● DATA EXTRACTS

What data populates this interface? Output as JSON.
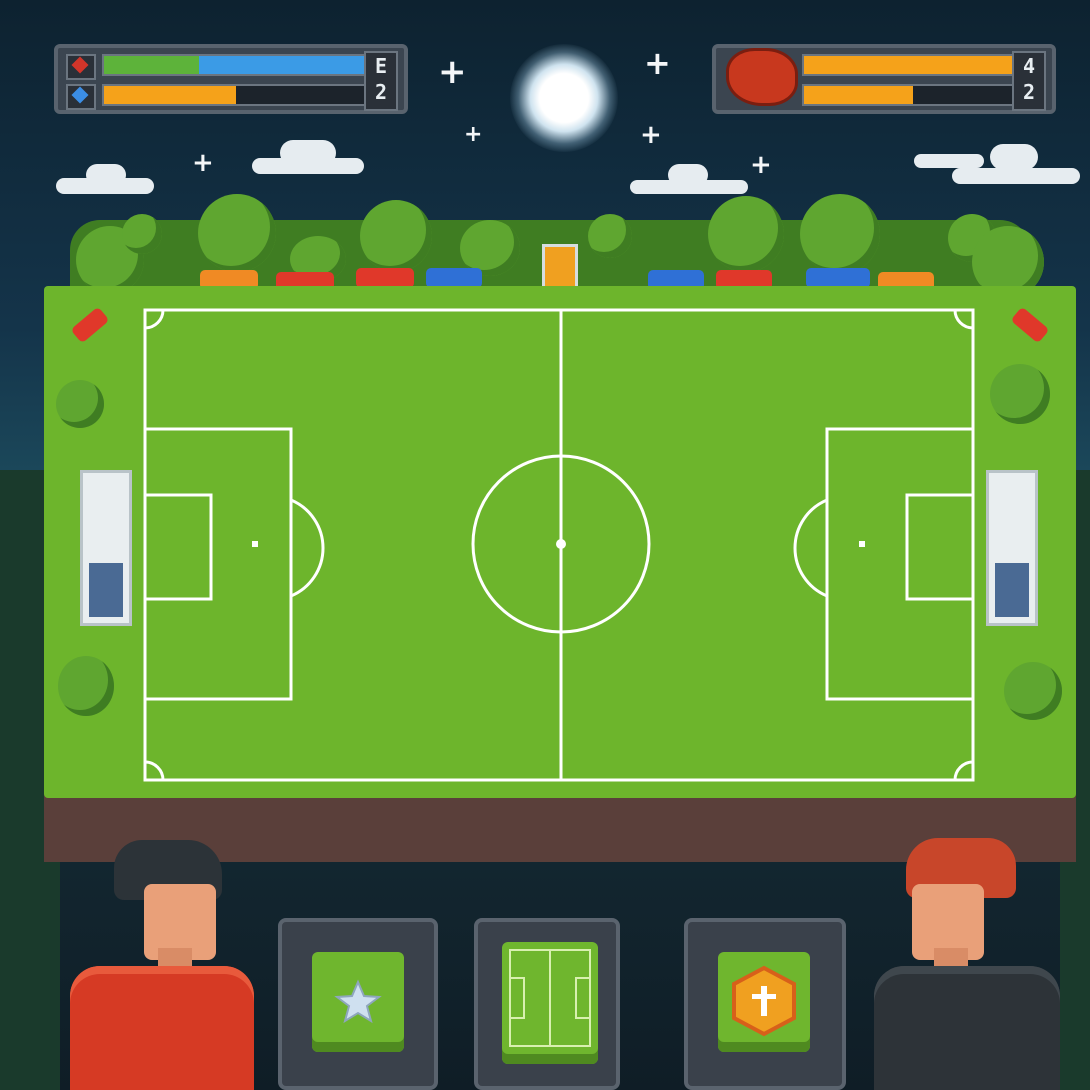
{
  "hud": {
    "left": {
      "score_top": "E",
      "score_bottom": "2",
      "icon_top": "red-diamond-icon",
      "icon_bottom": "blue-diamond-icon",
      "power_fill": 1.0,
      "stamina_fill": 0.5
    },
    "right": {
      "score_top": "4",
      "score_bottom": "2",
      "icon": "red-ball-icon",
      "power_fill": 1.0,
      "stamina_fill": 0.5
    }
  },
  "sky": {
    "moon": true,
    "sparkle_count": 6
  },
  "field": {
    "type": "soccer-pitch",
    "halves": 2
  },
  "players": {
    "left_color": "#d63a24",
    "right_color": "#2d3338"
  },
  "actions": [
    {
      "icon": "star-icon"
    },
    {
      "icon": "mini-pitch-icon"
    },
    {
      "icon": "hex-badge-icon"
    }
  ],
  "colors": {
    "grass": "#6db52c",
    "bar_blue": "#3b9be6",
    "bar_orange": "#f5a21a",
    "bar_green": "#5db33a"
  }
}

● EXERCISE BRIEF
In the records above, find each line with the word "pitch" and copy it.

● FINAL ANSWER
    "type": "soccer-pitch",
      "icon": "mini-pitch-icon"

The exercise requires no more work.